-------- Source information --------

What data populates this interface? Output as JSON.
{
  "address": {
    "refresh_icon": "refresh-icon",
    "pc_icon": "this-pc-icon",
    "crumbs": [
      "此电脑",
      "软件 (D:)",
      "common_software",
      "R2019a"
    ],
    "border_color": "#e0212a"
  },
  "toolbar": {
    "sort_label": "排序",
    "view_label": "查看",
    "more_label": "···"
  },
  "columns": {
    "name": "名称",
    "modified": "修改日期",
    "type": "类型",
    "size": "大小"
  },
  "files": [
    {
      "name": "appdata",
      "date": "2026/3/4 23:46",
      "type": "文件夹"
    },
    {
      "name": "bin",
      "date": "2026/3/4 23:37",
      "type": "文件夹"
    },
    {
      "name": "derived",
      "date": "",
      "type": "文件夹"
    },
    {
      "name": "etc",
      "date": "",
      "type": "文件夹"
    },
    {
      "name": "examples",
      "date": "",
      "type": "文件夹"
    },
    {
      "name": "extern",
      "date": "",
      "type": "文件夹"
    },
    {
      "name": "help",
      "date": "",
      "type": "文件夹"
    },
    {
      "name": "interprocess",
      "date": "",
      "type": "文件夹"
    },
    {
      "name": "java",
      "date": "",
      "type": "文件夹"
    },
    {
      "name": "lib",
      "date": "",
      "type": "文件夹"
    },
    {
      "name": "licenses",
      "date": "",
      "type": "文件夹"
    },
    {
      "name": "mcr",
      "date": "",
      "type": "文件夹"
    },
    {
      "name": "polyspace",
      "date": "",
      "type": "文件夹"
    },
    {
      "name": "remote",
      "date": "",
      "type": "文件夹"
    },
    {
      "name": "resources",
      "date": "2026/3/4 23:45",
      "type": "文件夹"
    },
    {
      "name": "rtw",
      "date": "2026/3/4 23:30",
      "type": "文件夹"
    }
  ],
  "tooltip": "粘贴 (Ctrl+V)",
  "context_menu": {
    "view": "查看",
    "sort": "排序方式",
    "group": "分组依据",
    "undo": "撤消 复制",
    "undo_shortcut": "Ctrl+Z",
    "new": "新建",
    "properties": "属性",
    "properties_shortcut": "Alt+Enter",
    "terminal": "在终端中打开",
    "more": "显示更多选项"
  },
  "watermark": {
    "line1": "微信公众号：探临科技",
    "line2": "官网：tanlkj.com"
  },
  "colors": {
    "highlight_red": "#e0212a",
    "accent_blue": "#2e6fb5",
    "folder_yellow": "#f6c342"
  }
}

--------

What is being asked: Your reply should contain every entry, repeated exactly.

Answer to this problem:
What data populates this interface? Output as JSON.
{
  "address": {
    "refresh_icon": "refresh-icon",
    "pc_icon": "this-pc-icon",
    "crumbs": [
      "此电脑",
      "软件 (D:)",
      "common_software",
      "R2019a"
    ],
    "border_color": "#e0212a"
  },
  "toolbar": {
    "sort_label": "排序",
    "view_label": "查看",
    "more_label": "···"
  },
  "columns": {
    "name": "名称",
    "modified": "修改日期",
    "type": "类型",
    "size": "大小"
  },
  "files": [
    {
      "name": "appdata",
      "date": "2026/3/4 23:46",
      "type": "文件夹"
    },
    {
      "name": "bin",
      "date": "2026/3/4 23:37",
      "type": "文件夹"
    },
    {
      "name": "derived",
      "date": "",
      "type": "文件夹"
    },
    {
      "name": "etc",
      "date": "",
      "type": "文件夹"
    },
    {
      "name": "examples",
      "date": "",
      "type": "文件夹"
    },
    {
      "name": "extern",
      "date": "",
      "type": "文件夹"
    },
    {
      "name": "help",
      "date": "",
      "type": "文件夹"
    },
    {
      "name": "interprocess",
      "date": "",
      "type": "文件夹"
    },
    {
      "name": "java",
      "date": "",
      "type": "文件夹"
    },
    {
      "name": "lib",
      "date": "",
      "type": "文件夹"
    },
    {
      "name": "licenses",
      "date": "",
      "type": "文件夹"
    },
    {
      "name": "mcr",
      "date": "",
      "type": "文件夹"
    },
    {
      "name": "polyspace",
      "date": "",
      "type": "文件夹"
    },
    {
      "name": "remote",
      "date": "",
      "type": "文件夹"
    },
    {
      "name": "resources",
      "date": "2026/3/4 23:45",
      "type": "文件夹"
    },
    {
      "name": "rtw",
      "date": "2026/3/4 23:30",
      "type": "文件夹"
    }
  ],
  "tooltip": "粘贴 (Ctrl+V)",
  "context_menu": {
    "view": "查看",
    "sort": "排序方式",
    "group": "分组依据",
    "undo": "撤消 复制",
    "undo_shortcut": "Ctrl+Z",
    "new": "新建",
    "properties": "属性",
    "properties_shortcut": "Alt+Enter",
    "terminal": "在终端中打开",
    "more": "显示更多选项"
  },
  "watermark": {
    "line1": "微信公众号：探临科技",
    "line2": "官网：tanlkj.com"
  },
  "colors": {
    "highlight_red": "#e0212a",
    "accent_blue": "#2e6fb5",
    "folder_yellow": "#f6c342"
  }
}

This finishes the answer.